The current mental health system in our state and the nation is struggling at best and broken at worst. Recent budget issues have led states to reduce the availability of community mental health services and also reduce the number of beds available for psychiatric care.
One study from 2012 indicates almost 40% of adults with severe mental illness such as schizophrenia or bipolar disorder received no treatment whatsoever in the previous year. Many of these end up in emergency rooms, jail or in homeless shelters placing larger burdens on entities that are already stretched to their limits.
The Bureau of Justice Statistics reports that 15% of all state prisoners and 24% of jail inmates are psychotic.
Suicide is a tragedy that claims 38,000 victims a year according to the Center for Disease Control and Prevention with about 90% of these being related to mental illness.
The total cost to the economy has been estimated at least $444 billion a year. Only 1/3 of that goes to medical care, the remainder comes from disability payments and the lost productivity of individuals who cannot work due to their mental illness. This total does not include caregivers lost earnings or the tax dollars spent to build the prisons where many of the mentally ill wind up.
For me, it’s also personal. My daughter was diagnosed with schizophrenia in 2013. Watching and helping her seek care and seeing firsthand the shortcomings and lack of resources available led me to the decision to run for office.
I will work to see that those who need care will get it allowing them to continue in or return to society and become productive citizens. It’s time to get rid of the stigma surrounding mental health issues and quit avoiding the issue.
Higher taxes are a drag on the economy. Increasing the corporate tax rates will only mean dollars that the company cannot spend on payroll, expansion and growth or innovation. Increasing personal taxes means dollars that you cannot spend on a new(er) car, home improvements, a vacation, or saving for retirement.
I will work to make sure that our taxes are kept as low as possible.
Similar to taxes, increasing regulatory burdens only serve to stifle economic development and entrepreneurship. Companies spend ever increasing amounts on meeting regulatory requirements or individuals don’t start new companies because of the burden of regulations. These are jobs that do not get created, raises that do not get paid, expansion that does not happen and economic growth that gets stifled.
I will work to limit or remove these burdensome regulations so that our economy can grow.
When our economy grows, so do jobs and job opportunities. To help the economy grow we need to cultivate an environment that encourages entrepreneurship and the growth of existing companies. This comes from reducing taxes and burdensome regulations as well as providing incentives for companies to call Columbia home, and for companies that are currently here to be able to give their employees raises as well as grow and expand.

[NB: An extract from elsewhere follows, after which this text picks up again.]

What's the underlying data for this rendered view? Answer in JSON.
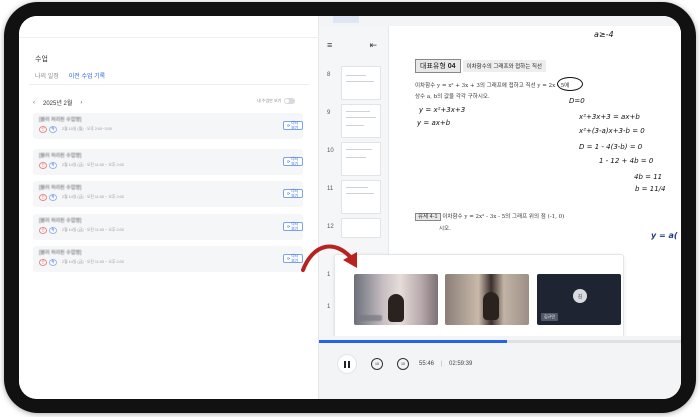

A good education is the cornerstone of a person’s life if they are to be productive members of our society. We need to embrace the new technologies that are emerging to engage and inspire our young people. Rather than trying to deny them how can we use them?

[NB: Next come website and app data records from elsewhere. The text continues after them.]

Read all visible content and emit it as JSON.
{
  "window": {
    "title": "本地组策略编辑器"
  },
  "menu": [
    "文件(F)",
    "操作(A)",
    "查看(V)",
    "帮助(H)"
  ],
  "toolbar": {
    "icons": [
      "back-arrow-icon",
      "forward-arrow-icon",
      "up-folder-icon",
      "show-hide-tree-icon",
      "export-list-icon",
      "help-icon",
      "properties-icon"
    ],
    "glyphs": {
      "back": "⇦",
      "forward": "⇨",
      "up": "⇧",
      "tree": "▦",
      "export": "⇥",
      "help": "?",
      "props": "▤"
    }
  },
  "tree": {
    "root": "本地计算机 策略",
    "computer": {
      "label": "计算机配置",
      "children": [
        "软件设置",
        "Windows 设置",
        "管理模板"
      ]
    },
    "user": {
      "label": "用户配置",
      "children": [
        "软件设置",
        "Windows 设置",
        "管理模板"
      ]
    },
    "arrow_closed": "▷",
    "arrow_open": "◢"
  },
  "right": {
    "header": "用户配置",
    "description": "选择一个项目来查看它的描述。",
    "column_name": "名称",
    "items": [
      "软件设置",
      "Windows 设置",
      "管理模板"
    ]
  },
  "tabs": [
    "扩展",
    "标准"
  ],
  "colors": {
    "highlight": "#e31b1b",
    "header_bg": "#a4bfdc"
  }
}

MIZZOU is a cornerstone of the economy in Columbia. It is a national leader in innovation and education and we must make sure it has the resources it needs to continue to grow and lead. The dark cloud on the horizon of a college education is the issue of student debt. How can we help those who want to achieve a college education do so without incurring thousands to hundreds of thousands of debt that is payable the minute they walk off the stage at graduation? That is a question that must be addressed.
A college education is an admirable goal, yet there is a constant and even growing demand for individuals with training and skills to work with their hands, a skilled trade. We need electricians to wire our houses, not electrical engineers; construction workers to build the houses, not architectural engineers; electrical lineman to repair downed power lines; the list goes on. Some call it the skills gap. Jobs are there, there are just not enough qualified individuals available to fill them. We can work to close that skills gap by making sure that training is available in Columbia and helping individuals find it.
I am ardently pro-life. My daughter is adopted and when she became pregnant in 2014 her decision to give the baby up for adoption helped answer the prayers for a childless military couple in North Dakota. I will work to protect the rights of the unborn.
Don is proud to be endorsed by MISSOURI RIGHT TO LIFE.
I am a proud Life Member of the National Rifle Association. More gun control doesn’t lead to less crime, it creates more victims. I will fight any further encroachment on our 2nd Amendment rights.